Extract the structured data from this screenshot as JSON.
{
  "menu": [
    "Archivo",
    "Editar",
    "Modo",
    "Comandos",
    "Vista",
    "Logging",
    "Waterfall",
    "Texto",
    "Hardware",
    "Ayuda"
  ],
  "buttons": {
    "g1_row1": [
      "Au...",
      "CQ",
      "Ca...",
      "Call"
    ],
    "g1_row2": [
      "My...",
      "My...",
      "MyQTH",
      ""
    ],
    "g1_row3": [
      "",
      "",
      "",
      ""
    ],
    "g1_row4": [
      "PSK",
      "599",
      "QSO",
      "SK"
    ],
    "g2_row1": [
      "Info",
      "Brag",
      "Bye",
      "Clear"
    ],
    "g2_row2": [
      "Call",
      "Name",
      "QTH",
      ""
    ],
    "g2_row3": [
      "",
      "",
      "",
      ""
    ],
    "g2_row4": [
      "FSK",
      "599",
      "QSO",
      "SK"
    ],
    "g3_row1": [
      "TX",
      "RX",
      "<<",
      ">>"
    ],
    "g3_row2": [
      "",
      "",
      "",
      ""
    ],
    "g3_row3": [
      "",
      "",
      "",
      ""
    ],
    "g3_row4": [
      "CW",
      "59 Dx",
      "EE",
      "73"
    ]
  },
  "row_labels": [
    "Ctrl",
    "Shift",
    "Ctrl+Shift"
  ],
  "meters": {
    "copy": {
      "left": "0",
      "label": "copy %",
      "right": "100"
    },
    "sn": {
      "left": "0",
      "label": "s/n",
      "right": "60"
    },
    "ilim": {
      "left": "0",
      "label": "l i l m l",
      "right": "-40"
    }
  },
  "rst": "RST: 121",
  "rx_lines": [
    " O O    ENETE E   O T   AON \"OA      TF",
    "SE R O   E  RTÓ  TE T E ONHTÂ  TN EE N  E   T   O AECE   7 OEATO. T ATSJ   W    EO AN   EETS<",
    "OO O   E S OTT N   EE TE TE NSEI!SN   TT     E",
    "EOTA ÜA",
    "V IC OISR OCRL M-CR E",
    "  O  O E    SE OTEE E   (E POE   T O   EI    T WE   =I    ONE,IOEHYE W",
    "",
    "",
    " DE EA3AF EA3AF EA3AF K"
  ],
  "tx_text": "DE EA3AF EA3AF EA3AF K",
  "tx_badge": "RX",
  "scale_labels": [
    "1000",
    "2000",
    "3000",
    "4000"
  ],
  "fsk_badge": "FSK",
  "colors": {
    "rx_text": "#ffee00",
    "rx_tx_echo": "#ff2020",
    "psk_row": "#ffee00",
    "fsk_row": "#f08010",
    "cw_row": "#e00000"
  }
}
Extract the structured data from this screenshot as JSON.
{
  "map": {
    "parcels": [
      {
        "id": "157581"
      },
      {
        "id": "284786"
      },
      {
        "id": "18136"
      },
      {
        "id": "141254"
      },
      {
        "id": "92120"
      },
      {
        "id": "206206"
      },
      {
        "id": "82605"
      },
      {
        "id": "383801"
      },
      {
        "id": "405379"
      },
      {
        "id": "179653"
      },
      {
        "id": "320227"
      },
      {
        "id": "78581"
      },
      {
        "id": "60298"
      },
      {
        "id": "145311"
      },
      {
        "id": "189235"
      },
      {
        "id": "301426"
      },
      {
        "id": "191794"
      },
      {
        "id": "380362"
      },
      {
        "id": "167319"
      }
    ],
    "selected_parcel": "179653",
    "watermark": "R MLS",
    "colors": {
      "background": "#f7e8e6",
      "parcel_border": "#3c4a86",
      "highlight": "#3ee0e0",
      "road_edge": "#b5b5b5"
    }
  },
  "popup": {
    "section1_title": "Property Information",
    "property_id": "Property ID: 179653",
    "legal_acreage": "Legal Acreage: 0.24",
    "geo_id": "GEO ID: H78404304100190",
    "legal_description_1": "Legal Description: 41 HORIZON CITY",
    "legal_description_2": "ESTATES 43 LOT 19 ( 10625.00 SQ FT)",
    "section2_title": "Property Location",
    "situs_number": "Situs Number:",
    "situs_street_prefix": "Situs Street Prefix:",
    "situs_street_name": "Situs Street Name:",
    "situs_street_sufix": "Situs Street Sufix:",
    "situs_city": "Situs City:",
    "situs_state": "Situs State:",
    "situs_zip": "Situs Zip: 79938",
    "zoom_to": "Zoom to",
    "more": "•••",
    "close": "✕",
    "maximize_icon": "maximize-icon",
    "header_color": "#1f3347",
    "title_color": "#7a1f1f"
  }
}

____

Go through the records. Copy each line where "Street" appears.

    "situs_street_prefix": "Situs Street Prefix:",
    "situs_street_name": "Situs Street Name:",
    "situs_street_sufix": "Situs Street Sufix:",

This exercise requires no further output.